Re: add user using ksh

Given that 'useradd' is just a nice way to:

- modify /etc/passwd
- modify /etc/shadow
- modify /etc/group (maybe)
- make a new home directory
- cp /etc/skel/* to new home directory

Sure, it's easy to do with a plain shell, but 'useradd' exists to make it easier.

If you've removed it, re-install it from it's package. There's *NO GOOD REASON* to remove it.
One long-haired git at your service...
Highlighted
Honored Contributor

Re: add user using ksh

you can reinstall " shadow-utils" package.
Highlighted
Honored Contributor

Re: add user using ksh

MKS,

Did u execute the above mentioned command?
Highlighted
Regular Advisor

Re: add user using ksh

Hello Santosh!

Yes i have go through above suggetion. But i was looking for any command or other stuf

Thanks
MKS
Highlighted
Honored Contributor

Re: add user using ksh

Why did the "expert" make you remove the useradd command?
Did he give a compelling reason like a discovered and unpatched exploit?
Or is this part of an excercise in a Linux sysadmin class?
Of course, you can add, remove and modify user accounts manually at the shell if you know which files all to edit and care for file locking.
But, if it isn't for an excercise, it is better to use commands like useradd, which can well be used in scripts, if you have to manipulate a 1000 accounts.
Think about how important files /etc/passwd and /etc/shadow are.
You don't want to lock out your users because of format errors or unsynched states.
Though I haven't got an RHES5 box I assume the package the useradd command belongs to hasn't changed.
On my RHES4 it is in the shadow-utils package, which you can reinstall:

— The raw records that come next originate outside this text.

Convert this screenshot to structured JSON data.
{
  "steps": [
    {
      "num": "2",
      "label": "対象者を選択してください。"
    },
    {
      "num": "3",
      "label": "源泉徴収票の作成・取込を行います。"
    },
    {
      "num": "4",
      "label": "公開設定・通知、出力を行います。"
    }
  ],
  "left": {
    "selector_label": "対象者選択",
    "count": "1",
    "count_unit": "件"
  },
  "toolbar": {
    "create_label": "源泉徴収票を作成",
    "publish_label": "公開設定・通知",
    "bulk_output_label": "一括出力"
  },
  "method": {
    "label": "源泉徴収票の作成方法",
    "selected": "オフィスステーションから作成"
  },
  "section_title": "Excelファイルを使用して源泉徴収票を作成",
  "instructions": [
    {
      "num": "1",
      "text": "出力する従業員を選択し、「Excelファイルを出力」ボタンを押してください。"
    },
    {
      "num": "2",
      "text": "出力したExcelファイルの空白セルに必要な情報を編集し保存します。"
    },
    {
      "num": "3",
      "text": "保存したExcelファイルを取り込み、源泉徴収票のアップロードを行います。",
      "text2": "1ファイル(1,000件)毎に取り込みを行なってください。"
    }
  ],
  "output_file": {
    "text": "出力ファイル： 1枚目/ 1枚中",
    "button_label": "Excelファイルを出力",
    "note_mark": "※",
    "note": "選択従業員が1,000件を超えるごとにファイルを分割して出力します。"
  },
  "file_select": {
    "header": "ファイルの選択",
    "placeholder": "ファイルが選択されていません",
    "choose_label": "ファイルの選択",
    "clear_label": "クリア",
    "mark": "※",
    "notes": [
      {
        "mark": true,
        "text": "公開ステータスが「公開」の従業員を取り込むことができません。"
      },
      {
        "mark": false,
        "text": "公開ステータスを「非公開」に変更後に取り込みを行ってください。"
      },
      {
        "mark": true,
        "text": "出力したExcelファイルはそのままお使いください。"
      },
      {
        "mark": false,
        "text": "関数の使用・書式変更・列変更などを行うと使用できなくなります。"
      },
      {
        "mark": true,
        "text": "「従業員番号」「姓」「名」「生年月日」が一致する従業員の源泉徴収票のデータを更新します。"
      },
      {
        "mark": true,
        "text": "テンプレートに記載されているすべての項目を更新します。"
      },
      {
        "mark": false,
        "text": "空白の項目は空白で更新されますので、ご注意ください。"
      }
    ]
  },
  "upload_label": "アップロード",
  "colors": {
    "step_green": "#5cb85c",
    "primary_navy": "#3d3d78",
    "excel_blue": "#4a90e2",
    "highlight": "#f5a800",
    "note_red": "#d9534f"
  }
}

# uname -srv;cat /etc/redhat-release; rpm -qf /usr/sbin/useradd
Linux 2.6.9-5.ELsmp #1 SMP Wed Jan 5 19:30:39 EST 2005
Red Hat Enterprise Linux WS release 4 (Nahant)
shadow-utils-4.0.3-41.1

Madness, thy name is system administration